I described Iceland repeatedly as a place that felt much closer to nature than elsewhere in the world and meant it almost literally. The second day was most emblematic of how amazing the weather can be in Iceland. We started in the morning in our rental car, heading towards the Snaefellsnes Peninsula, in white fog so dense that it looked like someone had taken a soft eraser in Photoshop and wiped out half the image; it felt like there were clouds just hovering at the base of mountains, and there were entire mountains that would loom suddenly into view only as we drove past and then disappear back into the mist of white.
We stopped for a bit to wander around Hellnar and Arnarstapi, which are quaint and very silent towns with a handful of quaint eateries and cottages; I loved them for the rolling green hills, the unlimited sense of space and wilderness, the crash of water against black sand coves. If you do want to visit Snæfellsjökull, make sure you rent a 4WD as we found out too late that you can’t drive off-road any other way. You really must go down to see the gorgeous brilliance of the rock formations and layers, the seabird families roosting in them, it was truly art. And then, as we stopped by the side of the road to climb onto the tall rocks in this a field of yellow wildflowers, with the glacial mountains in the distance, I watched as the sun came out properly for the first time.
We reached Mt Kirkjufell (Iris and me: ‘Yep, that’s a mountain’) as the final stop before we rounded the peninsula to begin the journey back to Reykjavik. The sight of the sunlight shining on the misty waterfall opposite the main knoll of the mountain was only further surpassed as we drove up the hill and reached a stretch of flat, empty earth and saw the clouds left behind from the previous rainfall and more promising a stormy night.

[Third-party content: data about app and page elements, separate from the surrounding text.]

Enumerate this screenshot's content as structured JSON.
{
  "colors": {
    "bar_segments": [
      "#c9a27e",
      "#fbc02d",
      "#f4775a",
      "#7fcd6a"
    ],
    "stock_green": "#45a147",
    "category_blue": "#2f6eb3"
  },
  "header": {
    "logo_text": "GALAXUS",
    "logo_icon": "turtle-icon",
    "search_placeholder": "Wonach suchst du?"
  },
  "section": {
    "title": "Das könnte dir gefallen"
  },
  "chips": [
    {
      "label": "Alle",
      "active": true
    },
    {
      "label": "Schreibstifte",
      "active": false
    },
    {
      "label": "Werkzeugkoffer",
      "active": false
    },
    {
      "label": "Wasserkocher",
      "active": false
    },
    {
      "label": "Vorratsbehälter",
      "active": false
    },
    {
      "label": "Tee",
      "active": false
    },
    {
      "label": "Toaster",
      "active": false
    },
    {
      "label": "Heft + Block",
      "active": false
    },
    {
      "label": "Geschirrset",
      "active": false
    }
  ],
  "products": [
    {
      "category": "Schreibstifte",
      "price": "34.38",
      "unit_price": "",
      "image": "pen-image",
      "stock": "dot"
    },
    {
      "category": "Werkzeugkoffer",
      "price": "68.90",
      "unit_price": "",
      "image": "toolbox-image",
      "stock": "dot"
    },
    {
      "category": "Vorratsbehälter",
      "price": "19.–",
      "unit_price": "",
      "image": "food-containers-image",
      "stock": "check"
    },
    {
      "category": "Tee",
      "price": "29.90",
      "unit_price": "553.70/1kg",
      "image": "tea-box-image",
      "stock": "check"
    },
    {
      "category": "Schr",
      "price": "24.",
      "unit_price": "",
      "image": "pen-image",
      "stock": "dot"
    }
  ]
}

Do you know how much I love clouds? Words fail me - please, just look at the photos.